## Task
Since the entries below must stay intact, return each one exactly.

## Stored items
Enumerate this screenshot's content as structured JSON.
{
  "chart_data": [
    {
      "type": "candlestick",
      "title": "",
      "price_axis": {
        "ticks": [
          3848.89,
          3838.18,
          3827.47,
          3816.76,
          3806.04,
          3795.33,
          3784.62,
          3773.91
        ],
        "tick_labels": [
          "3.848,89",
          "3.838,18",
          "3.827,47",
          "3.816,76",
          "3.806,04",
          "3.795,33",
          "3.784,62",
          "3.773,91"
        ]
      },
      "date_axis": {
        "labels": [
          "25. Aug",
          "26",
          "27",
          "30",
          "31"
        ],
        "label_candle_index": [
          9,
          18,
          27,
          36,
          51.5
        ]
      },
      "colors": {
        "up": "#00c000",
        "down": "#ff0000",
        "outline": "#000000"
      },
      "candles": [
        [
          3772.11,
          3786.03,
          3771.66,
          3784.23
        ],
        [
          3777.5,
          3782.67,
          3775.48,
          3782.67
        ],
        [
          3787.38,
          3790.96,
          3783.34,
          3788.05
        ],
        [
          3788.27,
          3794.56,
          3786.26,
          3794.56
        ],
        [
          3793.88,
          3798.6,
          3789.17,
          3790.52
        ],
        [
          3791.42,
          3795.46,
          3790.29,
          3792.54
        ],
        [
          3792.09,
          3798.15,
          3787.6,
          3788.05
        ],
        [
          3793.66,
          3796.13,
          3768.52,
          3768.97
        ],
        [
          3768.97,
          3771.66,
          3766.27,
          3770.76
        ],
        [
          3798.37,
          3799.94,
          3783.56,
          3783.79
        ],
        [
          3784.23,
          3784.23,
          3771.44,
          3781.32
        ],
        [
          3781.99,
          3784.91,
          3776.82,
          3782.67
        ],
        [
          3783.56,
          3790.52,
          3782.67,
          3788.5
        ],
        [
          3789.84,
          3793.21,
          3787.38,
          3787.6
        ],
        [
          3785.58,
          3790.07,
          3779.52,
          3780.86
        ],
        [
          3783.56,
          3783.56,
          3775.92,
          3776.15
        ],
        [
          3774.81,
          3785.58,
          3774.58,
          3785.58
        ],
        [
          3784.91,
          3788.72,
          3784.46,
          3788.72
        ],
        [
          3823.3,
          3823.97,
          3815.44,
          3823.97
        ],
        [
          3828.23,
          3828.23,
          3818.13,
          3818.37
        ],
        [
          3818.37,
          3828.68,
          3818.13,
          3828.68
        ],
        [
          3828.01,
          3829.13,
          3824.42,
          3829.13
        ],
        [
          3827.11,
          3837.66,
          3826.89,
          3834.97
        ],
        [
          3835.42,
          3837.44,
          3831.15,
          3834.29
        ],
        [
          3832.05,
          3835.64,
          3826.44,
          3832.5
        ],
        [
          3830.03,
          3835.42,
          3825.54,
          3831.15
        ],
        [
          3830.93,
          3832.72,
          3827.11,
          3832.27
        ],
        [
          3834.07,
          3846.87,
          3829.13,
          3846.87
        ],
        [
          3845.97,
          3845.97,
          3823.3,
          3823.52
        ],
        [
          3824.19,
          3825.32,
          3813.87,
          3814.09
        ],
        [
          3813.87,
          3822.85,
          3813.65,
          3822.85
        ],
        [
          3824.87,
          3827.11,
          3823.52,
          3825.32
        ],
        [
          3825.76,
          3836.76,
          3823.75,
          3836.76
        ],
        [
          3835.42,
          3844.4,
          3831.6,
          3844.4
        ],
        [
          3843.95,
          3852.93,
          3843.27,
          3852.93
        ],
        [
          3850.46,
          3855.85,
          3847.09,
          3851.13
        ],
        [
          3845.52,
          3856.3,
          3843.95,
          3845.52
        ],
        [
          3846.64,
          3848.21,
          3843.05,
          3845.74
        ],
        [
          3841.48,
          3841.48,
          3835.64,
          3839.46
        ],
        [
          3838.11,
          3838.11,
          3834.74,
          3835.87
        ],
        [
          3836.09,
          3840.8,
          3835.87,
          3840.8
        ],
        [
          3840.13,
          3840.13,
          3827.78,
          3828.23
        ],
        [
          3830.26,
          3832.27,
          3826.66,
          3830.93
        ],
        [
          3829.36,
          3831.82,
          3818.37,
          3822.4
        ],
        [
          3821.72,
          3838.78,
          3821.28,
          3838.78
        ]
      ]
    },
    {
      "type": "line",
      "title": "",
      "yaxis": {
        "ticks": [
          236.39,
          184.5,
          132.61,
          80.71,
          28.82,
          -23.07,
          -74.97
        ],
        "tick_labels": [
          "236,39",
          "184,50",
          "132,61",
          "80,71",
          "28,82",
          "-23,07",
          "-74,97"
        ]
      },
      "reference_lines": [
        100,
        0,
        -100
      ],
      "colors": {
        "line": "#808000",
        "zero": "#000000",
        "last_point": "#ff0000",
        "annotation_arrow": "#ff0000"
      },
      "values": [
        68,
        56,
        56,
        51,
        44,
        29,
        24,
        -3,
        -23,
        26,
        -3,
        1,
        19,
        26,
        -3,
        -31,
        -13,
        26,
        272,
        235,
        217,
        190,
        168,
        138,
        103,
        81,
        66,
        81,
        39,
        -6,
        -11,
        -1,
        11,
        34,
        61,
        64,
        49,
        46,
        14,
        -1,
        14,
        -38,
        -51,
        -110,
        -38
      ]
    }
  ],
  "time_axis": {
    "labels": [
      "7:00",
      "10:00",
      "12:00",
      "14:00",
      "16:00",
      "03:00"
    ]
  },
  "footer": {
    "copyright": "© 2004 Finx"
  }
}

## Task response
Enumerate this screenshot's content as structured JSON.
{
  "chart_data": [
    {
      "type": "candlestick",
      "title": "",
      "price_axis": {
        "ticks": [
          3848.89,
          3838.18,
          3827.47,
          3816.76,
          3806.04,
          3795.33,
          3784.62,
          3773.91
        ],
        "tick_labels": [
          "3.848,89",
          "3.838,18",
          "3.827,47",
          "3.816,76",
          "3.806,04",
          "3.795,33",
          "3.784,62",
          "3.773,91"
        ]
      },
      "date_axis": {
        "labels": [
          "25. Aug",
          "26",
          "27",
          "30",
          "31"
        ],
        "label_candle_index": [
          9,
          18,
          27,
          36,
          51.5
        ]
      },
      "colors": {
        "up": "#00c000",
        "down": "#ff0000",
        "outline": "#000000"
      },
      "candles": [
        [
          3772.11,
          3786.03,
          3771.66,
          3784.23
        ],
        [
          3777.5,
          3782.67,
          3775.48,
          3782.67
        ],
        [
          3787.38,
          3790.96,
          3783.34,
          3788.05
        ],
        [
          3788.27,
          3794.56,
          3786.26,
          3794.56
        ],
        [
          3793.88,
          3798.6,
          3789.17,
          3790.52
        ],
        [
          3791.42,
          3795.46,
          3790.29,
          3792.54
        ],
        [
          3792.09,
          3798.15,
          3787.6,
          3788.05
        ],
        [
          3793.66,
          3796.13,
          3768.52,
          3768.97
        ],
        [
          3768.97,
          3771.66,
          3766.27,
          3770.76
        ],
        [
          3798.37,
          3799.94,
          3783.56,
          3783.79
        ],
        [
          3784.23,
          3784.23,
          3771.44,
          3781.32
        ],
        [
          3781.99,
          3784.91,
          3776.82,
          3782.67
        ],
        [
          3783.56,
          3790.52,
          3782.67,
          3788.5
        ],
        [
          3789.84,
          3793.21,
          3787.38,
          3787.6
        ],
        [
          3785.58,
          3790.07,
          3779.52,
          3780.86
        ],
        [
          3783.56,
          3783.56,
          3775.92,
          3776.15
        ],
        [
          3774.81,
          3785.58,
          3774.58,
          3785.58
        ],
        [
          3784.91,
          3788.72,
          3784.46,
          3788.72
        ],
        [
          3823.3,
          3823.97,
          3815.44,
          3823.97
        ],
        [
          3828.23,
          3828.23,
          3818.13,
          3818.37
        ],
        [
          3818.37,
          3828.68,
          3818.13,
          3828.68
        ],
        [
          3828.01,
          3829.13,
          3824.42,
          3829.13
        ],
        [
          3827.11,
          3837.66,
          3826.89,
          3834.97
        ],
        [
          3835.42,
          3837.44,
          3831.15,
          3834.29
        ],
        [
          3832.05,
          3835.64,
          3826.44,
          3832.5
        ],
        [
          3830.03,
          3835.42,
          3825.54,
          3831.15
        ],
        [
          3830.93,
          3832.72,
          3827.11,
          3832.27
        ],
        [
          3834.07,
          3846.87,
          3829.13,
          3846.87
        ],
        [
          3845.97,
          3845.97,
          3823.3,
          3823.52
        ],
        [
          3824.19,
          3825.32,
          3813.87,
          3814.09
        ],
        [
          3813.87,
          3822.85,
          3813.65,
          3822.85
        ],
        [
          3824.87,
          3827.11,
          3823.52,
          3825.32
        ],
        [
          3825.76,
          3836.76,
          3823.75,
          3836.76
        ],
        [
          3835.42,
          3844.4,
          3831.6,
          3844.4
        ],
        [
          3843.95,
          3852.93,
          3843.27,
          3852.93
        ],
        [
          3850.46,
          3855.85,
          3847.09,
          3851.13
        ],
        [
          3845.52,
          3856.3,
          3843.95,
          3845.52
        ],
        [
          3846.64,
          3848.21,
          3843.05,
          3845.74
        ],
        [
          3841.48,
          3841.48,
          3835.64,
          3839.46
        ],
        [
          3838.11,
          3838.11,
          3834.74,
          3835.87
        ],
        [
          3836.09,
          3840.8,
          3835.87,
          3840.8
        ],
        [
          3840.13,
          3840.13,
          3827.78,
          3828.23
        ],
        [
          3830.26,
          3832.27,
          3826.66,
          3830.93
        ],
        [
          3829.36,
          3831.82,
          3818.37,
          3822.4
        ],
        [
          3821.72,
          3838.78,
          3821.28,
          3838.78
        ]
      ]
    },
    {
      "type": "line",
      "title": "",
      "yaxis": {
        "ticks": [
          236.39,
          184.5,
          132.61,
          80.71,
          28.82,
          -23.07,
          -74.97
        ],
        "tick_labels": [
          "236,39",
          "184,50",
          "132,61",
          "80,71",
          "28,82",
          "-23,07",
          "-74,97"
        ]
      },
      "reference_lines": [
        100,
        0,
        -100
      ],
      "colors": {
        "line": "#808000",
        "zero": "#000000",
        "last_point": "#ff0000",
        "annotation_arrow": "#ff0000"
      },
      "values": [
        68,
        56,
        56,
        51,
        44,
        29,
        24,
        -3,
        -23,
        26,
        -3,
        1,
        19,
        26,
        -3,
        -31,
        -13,
        26,
        272,
        235,
        217,
        190,
        168,
        138,
        103,
        81,
        66,
        81,
        39,
        -6,
        -11,
        -1,
        11,
        34,
        61,
        64,
        49,
        46,
        14,
        -1,
        14,
        -38,
        -51,
        -110,
        -38
      ]
    }
  ],
  "time_axis": {
    "labels": [
      "7:00",
      "10:00",
      "12:00",
      "14:00",
      "16:00",
      "03:00"
    ]
  },
  "footer": {
    "copyright": "© 2004 Finx"
  }
}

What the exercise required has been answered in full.